*Exercise details*. Every entry below is to be copied exactly as written.

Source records
= = =
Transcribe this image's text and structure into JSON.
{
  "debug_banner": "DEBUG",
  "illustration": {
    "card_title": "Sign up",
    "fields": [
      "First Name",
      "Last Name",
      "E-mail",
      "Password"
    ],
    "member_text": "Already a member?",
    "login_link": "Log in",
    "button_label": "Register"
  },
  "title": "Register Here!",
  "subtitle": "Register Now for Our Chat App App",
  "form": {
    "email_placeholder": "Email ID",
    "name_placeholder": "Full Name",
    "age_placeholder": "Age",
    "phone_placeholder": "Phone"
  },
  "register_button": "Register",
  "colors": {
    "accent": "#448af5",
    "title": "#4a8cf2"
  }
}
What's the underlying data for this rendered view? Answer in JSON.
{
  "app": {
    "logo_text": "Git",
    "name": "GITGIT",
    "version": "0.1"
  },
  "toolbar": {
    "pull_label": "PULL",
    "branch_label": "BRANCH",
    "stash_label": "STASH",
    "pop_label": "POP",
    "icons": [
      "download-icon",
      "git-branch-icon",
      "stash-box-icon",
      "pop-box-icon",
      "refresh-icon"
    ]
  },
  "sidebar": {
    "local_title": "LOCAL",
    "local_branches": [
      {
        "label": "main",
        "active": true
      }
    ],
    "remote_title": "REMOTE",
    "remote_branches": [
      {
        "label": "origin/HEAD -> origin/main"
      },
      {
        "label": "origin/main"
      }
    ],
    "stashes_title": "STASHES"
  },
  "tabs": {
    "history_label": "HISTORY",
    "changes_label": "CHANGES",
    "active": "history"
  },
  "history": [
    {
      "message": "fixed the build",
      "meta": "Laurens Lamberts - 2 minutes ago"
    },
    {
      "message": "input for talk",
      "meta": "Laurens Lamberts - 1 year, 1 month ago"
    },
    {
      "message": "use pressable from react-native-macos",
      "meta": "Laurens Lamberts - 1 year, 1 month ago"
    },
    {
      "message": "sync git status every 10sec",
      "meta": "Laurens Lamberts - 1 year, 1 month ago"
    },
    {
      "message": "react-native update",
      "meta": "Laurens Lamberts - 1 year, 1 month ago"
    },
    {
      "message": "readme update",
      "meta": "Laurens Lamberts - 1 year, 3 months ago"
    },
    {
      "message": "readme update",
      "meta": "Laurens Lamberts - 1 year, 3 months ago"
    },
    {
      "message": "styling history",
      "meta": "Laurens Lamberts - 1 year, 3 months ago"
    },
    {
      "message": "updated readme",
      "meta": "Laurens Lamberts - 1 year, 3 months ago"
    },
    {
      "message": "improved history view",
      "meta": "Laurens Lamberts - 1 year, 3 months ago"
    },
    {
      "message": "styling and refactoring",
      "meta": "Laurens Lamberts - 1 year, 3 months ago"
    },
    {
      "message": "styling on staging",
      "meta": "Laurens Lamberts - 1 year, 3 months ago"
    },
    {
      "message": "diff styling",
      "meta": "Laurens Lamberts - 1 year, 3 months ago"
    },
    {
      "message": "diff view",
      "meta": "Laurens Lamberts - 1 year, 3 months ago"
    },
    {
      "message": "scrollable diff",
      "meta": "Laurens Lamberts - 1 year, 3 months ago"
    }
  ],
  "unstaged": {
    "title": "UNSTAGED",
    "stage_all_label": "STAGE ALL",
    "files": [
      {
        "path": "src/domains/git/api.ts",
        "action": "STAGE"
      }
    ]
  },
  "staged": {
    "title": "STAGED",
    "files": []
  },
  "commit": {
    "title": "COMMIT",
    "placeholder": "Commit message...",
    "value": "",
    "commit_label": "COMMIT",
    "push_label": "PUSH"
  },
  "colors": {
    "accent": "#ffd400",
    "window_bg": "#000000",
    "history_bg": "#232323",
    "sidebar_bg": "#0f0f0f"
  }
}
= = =
*Solution for this problem*.
Transcribe this image's text and structure into JSON.
{
  "debug_banner": "DEBUG",
  "illustration": {
    "card_title": "Sign up",
    "fields": [
      "First Name",
      "Last Name",
      "E-mail",
      "Password"
    ],
    "member_text": "Already a member?",
    "login_link": "Log in",
    "button_label": "Register"
  },
  "title": "Register Here!",
  "subtitle": "Register Now for Our Chat App App",
  "form": {
    "email_placeholder": "Email ID",
    "name_placeholder": "Full Name",
    "age_placeholder": "Age",
    "phone_placeholder": "Phone"
  },
  "register_button": "Register",
  "colors": {
    "accent": "#448af5",
    "title": "#4a8cf2"
  }
}
What's the underlying data for this rendered view? Answer in JSON.
{
  "app": {
    "logo_text": "Git",
    "name": "GITGIT",
    "version": "0.1"
  },
  "toolbar": {
    "pull_label": "PULL",
    "branch_label": "BRANCH",
    "stash_label": "STASH",
    "pop_label": "POP",
    "icons": [
      "download-icon",
      "git-branch-icon",
      "stash-box-icon",
      "pop-box-icon",
      "refresh-icon"
    ]
  },
  "sidebar": {
    "local_title": "LOCAL",
    "local_branches": [
      {
        "label": "main",
        "active": true
      }
    ],
    "remote_title": "REMOTE",
    "remote_branches": [
      {
        "label": "origin/HEAD -> origin/main"
      },
      {
        "label": "origin/main"
      }
    ],
    "stashes_title": "STASHES"
  },
  "tabs": {
    "history_label": "HISTORY",
    "changes_label": "CHANGES",
    "active": "history"
  },
  "history": [
    {
      "message": "fixed the build",
      "meta": "Laurens Lamberts - 2 minutes ago"
    },
    {
      "message": "input for talk",
      "meta": "Laurens Lamberts - 1 year, 1 month ago"
    },
    {
      "message": "use pressable from react-native-macos",
      "meta": "Laurens Lamberts - 1 year, 1 month ago"
    },
    {
      "message": "sync git status every 10sec",
      "meta": "Laurens Lamberts - 1 year, 1 month ago"
    },
    {
      "message": "react-native update",
      "meta": "Laurens Lamberts - 1 year, 1 month ago"
    },
    {
      "message": "readme update",
      "meta": "Laurens Lamberts - 1 year, 3 months ago"
    },
    {
      "message": "readme update",
      "meta": "Laurens Lamberts - 1 year, 3 months ago"
    },
    {
      "message": "styling history",
      "meta": "Laurens Lamberts - 1 year, 3 months ago"
    },
    {
      "message": "updated readme",
      "meta": "Laurens Lamberts - 1 year, 3 months ago"
    },
    {
      "message": "improved history view",
      "meta": "Laurens Lamberts - 1 year, 3 months ago"
    },
    {
      "message": "styling and refactoring",
      "meta": "Laurens Lamberts - 1 year, 3 months ago"
    },
    {
      "message": "styling on staging",
      "meta": "Laurens Lamberts - 1 year, 3 months ago"
    },
    {
      "message": "diff styling",
      "meta": "Laurens Lamberts - 1 year, 3 months ago"
    },
    {
      "message": "diff view",
      "meta": "Laurens Lamberts - 1 year, 3 months ago"
    },
    {
      "message": "scrollable diff",
      "meta": "Laurens Lamberts - 1 year, 3 months ago"
    }
  ],
  "unstaged": {
    "title": "UNSTAGED",
    "stage_all_label": "STAGE ALL",
    "files": [
      {
        "path": "src/domains/git/api.ts",
        "action": "STAGE"
      }
    ]
  },
  "staged": {
    "title": "STAGED",
    "files": []
  },
  "commit": {
    "title": "COMMIT",
    "placeholder": "Commit message...",
    "value": "",
    "commit_label": "COMMIT",
    "push_label": "PUSH"
  },
  "colors": {
    "accent": "#ffd400",
    "window_bg": "#000000",
    "history_bg": "#232323",
    "sidebar_bg": "#0f0f0f"
  }
}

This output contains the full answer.